● **Recorded information**
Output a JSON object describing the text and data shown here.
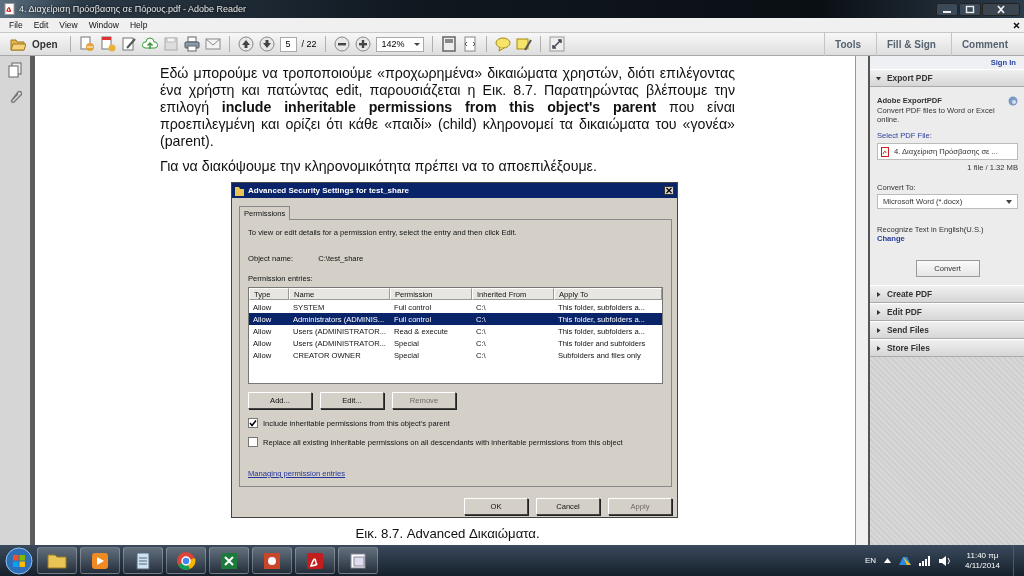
{
  "window": {
    "title": "4. Διαχείριση Πρόσβασης σε Πόρους.pdf - Adobe Reader"
  },
  "menu": [
    "File",
    "Edit",
    "View",
    "Window",
    "Help"
  ],
  "toolbar": {
    "open_label": "Open",
    "page": "5",
    "page_total": "/ 22",
    "zoom": "142%",
    "panel_tabs": [
      "Tools",
      "Fill & Sign",
      "Comment"
    ]
  },
  "document": {
    "paragraphs": [
      "Εδώ μπορούμε να τροποποιούμε «προχωρημένα» δικαιώματα χρηστών, διότι επιλέγοντας ένα χρήστη και πατώντας edit, παρουσιάζεται η Εικ. 8.7. Παρατηρώντας βλέπουμε την επιλογή **include inheritable permissions from this object's parent** που είναι προεπιλεγμένη και ορίζει ότι κάθε «παιδί» (child) κληρονομεί τα δικαιώματα του «γονέα» (parent).",
      "Για να διακόψουμε την κληρονομικότητα πρέπει να το αποεπιλέξουμε."
    ],
    "caption": "Εικ. 8.7. Advanced Δικαιώματα."
  },
  "dialog": {
    "title": "Advanced Security Settings for test_share",
    "tab": "Permissions",
    "instructions": "To view or edit details for a permission entry, select the entry and then click Edit.",
    "object_label": "Object name:",
    "object_value": "C:\\test_share",
    "entries_label": "Permission entries:",
    "columns": [
      "Type",
      "Name",
      "Permission",
      "Inherited From",
      "Apply To"
    ],
    "rows": [
      {
        "cells": [
          "Allow",
          "SYSTEM",
          "Full control",
          "C:\\",
          "This folder, subfolders a..."
        ],
        "selected": false
      },
      {
        "cells": [
          "Allow",
          "Administrators (ADMINIS...",
          "Full control",
          "C:\\",
          "This folder, subfolders a..."
        ],
        "selected": true
      },
      {
        "cells": [
          "Allow",
          "Users (ADMINISTRATOR...",
          "Read & execute",
          "C:\\",
          "This folder, subfolders a..."
        ],
        "selected": false
      },
      {
        "cells": [
          "Allow",
          "Users (ADMINISTRATOR...",
          "Special",
          "C:\\",
          "This folder and subfolders"
        ],
        "selected": false
      },
      {
        "cells": [
          "Allow",
          "CREATOR OWNER",
          "Special",
          "C:\\",
          "Subfolders and files only"
        ],
        "selected": false
      }
    ],
    "buttons": [
      {
        "label": "Add...",
        "disabled": false
      },
      {
        "label": "Edit...",
        "disabled": false
      },
      {
        "label": "Remove",
        "disabled": true
      }
    ],
    "checkboxes": [
      {
        "label": "Include inheritable permissions from this object's parent",
        "checked": true
      },
      {
        "label": "Replace all existing inheritable permissions on all descendants with inheritable permissions from this object",
        "checked": false
      }
    ],
    "link": "Managing permission entries",
    "footer_buttons": [
      {
        "label": "OK",
        "disabled": false
      },
      {
        "label": "Cancel",
        "disabled": false
      },
      {
        "label": "Apply",
        "disabled": true
      }
    ]
  },
  "side_panel": {
    "sign_in": "Sign In",
    "sections": [
      {
        "title": "Export PDF",
        "expanded": true
      },
      {
        "title": "Create PDF",
        "expanded": false
      },
      {
        "title": "Edit PDF",
        "expanded": false
      },
      {
        "title": "Send Files",
        "expanded": false
      },
      {
        "title": "Store Files",
        "expanded": false
      }
    ],
    "export": {
      "heading": "Adobe ExportPDF",
      "description": "Convert PDF files to Word or Excel online.",
      "select_label": "Select PDF File:",
      "file": "4. Διαχείριση Πρόσβασης σε ...",
      "file_info": "1 file / 1.32 MB",
      "convert_label": "Convert To:",
      "convert_to": "Microsoft Word (*.docx)",
      "recognize": "Recognize Text in English(U.S.)",
      "change": "Change",
      "convert_button": "Convert"
    }
  },
  "taskbar": {
    "language": "EN",
    "time": "11:40 πμ",
    "date": "4/11/2014"
  }
}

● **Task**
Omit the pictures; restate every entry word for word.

● **Answer box**
Output a JSON object describing the text and data shown here.
{
  "window": {
    "title": "4. Διαχείριση Πρόσβασης σε Πόρους.pdf - Adobe Reader"
  },
  "menu": [
    "File",
    "Edit",
    "View",
    "Window",
    "Help"
  ],
  "toolbar": {
    "open_label": "Open",
    "page": "5",
    "page_total": "/ 22",
    "zoom": "142%",
    "panel_tabs": [
      "Tools",
      "Fill & Sign",
      "Comment"
    ]
  },
  "document": {
    "paragraphs": [
      "Εδώ μπορούμε να τροποποιούμε «προχωρημένα» δικαιώματα χρηστών, διότι επιλέγοντας ένα χρήστη και πατώντας edit, παρουσιάζεται η Εικ. 8.7. Παρατηρώντας βλέπουμε την επιλογή **include inheritable permissions from this object's parent** που είναι προεπιλεγμένη και ορίζει ότι κάθε «παιδί» (child) κληρονομεί τα δικαιώματα του «γονέα» (parent).",
      "Για να διακόψουμε την κληρονομικότητα πρέπει να το αποεπιλέξουμε."
    ],
    "caption": "Εικ. 8.7. Advanced Δικαιώματα."
  },
  "dialog": {
    "title": "Advanced Security Settings for test_share",
    "tab": "Permissions",
    "instructions": "To view or edit details for a permission entry, select the entry and then click Edit.",
    "object_label": "Object name:",
    "object_value": "C:\\test_share",
    "entries_label": "Permission entries:",
    "columns": [
      "Type",
      "Name",
      "Permission",
      "Inherited From",
      "Apply To"
    ],
    "rows": [
      {
        "cells": [
          "Allow",
          "SYSTEM",
          "Full control",
          "C:\\",
          "This folder, subfolders a..."
        ],
        "selected": false
      },
      {
        "cells": [
          "Allow",
          "Administrators (ADMINIS...",
          "Full control",
          "C:\\",
          "This folder, subfolders a..."
        ],
        "selected": true
      },
      {
        "cells": [
          "Allow",
          "Users (ADMINISTRATOR...",
          "Read & execute",
          "C:\\",
          "This folder, subfolders a..."
        ],
        "selected": false
      },
      {
        "cells": [
          "Allow",
          "Users (ADMINISTRATOR...",
          "Special",
          "C:\\",
          "This folder and subfolders"
        ],
        "selected": false
      },
      {
        "cells": [
          "Allow",
          "CREATOR OWNER",
          "Special",
          "C:\\",
          "Subfolders and files only"
        ],
        "selected": false
      }
    ],
    "buttons": [
      {
        "label": "Add...",
        "disabled": false
      },
      {
        "label": "Edit...",
        "disabled": false
      },
      {
        "label": "Remove",
        "disabled": true
      }
    ],
    "checkboxes": [
      {
        "label": "Include inheritable permissions from this object's parent",
        "checked": true
      },
      {
        "label": "Replace all existing inheritable permissions on all descendants with inheritable permissions from this object",
        "checked": false
      }
    ],
    "link": "Managing permission entries",
    "footer_buttons": [
      {
        "label": "OK",
        "disabled": false
      },
      {
        "label": "Cancel",
        "disabled": false
      },
      {
        "label": "Apply",
        "disabled": true
      }
    ]
  },
  "side_panel": {
    "sign_in": "Sign In",
    "sections": [
      {
        "title": "Export PDF",
        "expanded": true
      },
      {
        "title": "Create PDF",
        "expanded": false
      },
      {
        "title": "Edit PDF",
        "expanded": false
      },
      {
        "title": "Send Files",
        "expanded": false
      },
      {
        "title": "Store Files",
        "expanded": false
      }
    ],
    "export": {
      "heading": "Adobe ExportPDF",
      "description": "Convert PDF files to Word or Excel online.",
      "select_label": "Select PDF File:",
      "file": "4. Διαχείριση Πρόσβασης σε ...",
      "file_info": "1 file / 1.32 MB",
      "convert_label": "Convert To:",
      "convert_to": "Microsoft Word (*.docx)",
      "recognize": "Recognize Text in English(U.S.)",
      "change": "Change",
      "convert_button": "Convert"
    }
  },
  "taskbar": {
    "language": "EN",
    "time": "11:40 πμ",
    "date": "4/11/2014"
  }
}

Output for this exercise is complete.